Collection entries
● ● ● ● ● ● ●
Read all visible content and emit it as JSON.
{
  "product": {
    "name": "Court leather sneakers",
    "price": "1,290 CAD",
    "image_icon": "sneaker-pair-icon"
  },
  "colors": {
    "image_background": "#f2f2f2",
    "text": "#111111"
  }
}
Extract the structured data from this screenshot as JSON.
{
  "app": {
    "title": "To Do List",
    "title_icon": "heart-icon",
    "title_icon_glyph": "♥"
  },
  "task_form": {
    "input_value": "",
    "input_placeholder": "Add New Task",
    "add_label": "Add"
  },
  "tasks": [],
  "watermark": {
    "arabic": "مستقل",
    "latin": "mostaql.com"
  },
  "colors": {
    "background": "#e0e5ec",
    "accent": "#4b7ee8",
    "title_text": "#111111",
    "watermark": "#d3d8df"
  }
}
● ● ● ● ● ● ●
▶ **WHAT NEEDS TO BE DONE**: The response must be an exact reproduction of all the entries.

▶ **TASK OUTPUT**:
Read all visible content and emit it as JSON.
{
  "product": {
    "name": "Court leather sneakers",
    "price": "1,290 CAD",
    "image_icon": "sneaker-pair-icon"
  },
  "colors": {
    "image_background": "#f2f2f2",
    "text": "#111111"
  }
}
Extract the structured data from this screenshot as JSON.
{
  "app": {
    "title": "To Do List",
    "title_icon": "heart-icon",
    "title_icon_glyph": "♥"
  },
  "task_form": {
    "input_value": "",
    "input_placeholder": "Add New Task",
    "add_label": "Add"
  },
  "tasks": [],
  "watermark": {
    "arabic": "مستقل",
    "latin": "mostaql.com"
  },
  "colors": {
    "background": "#e0e5ec",
    "accent": "#4b7ee8",
    "title_text": "#111111",
    "watermark": "#d3d8df"
  }
}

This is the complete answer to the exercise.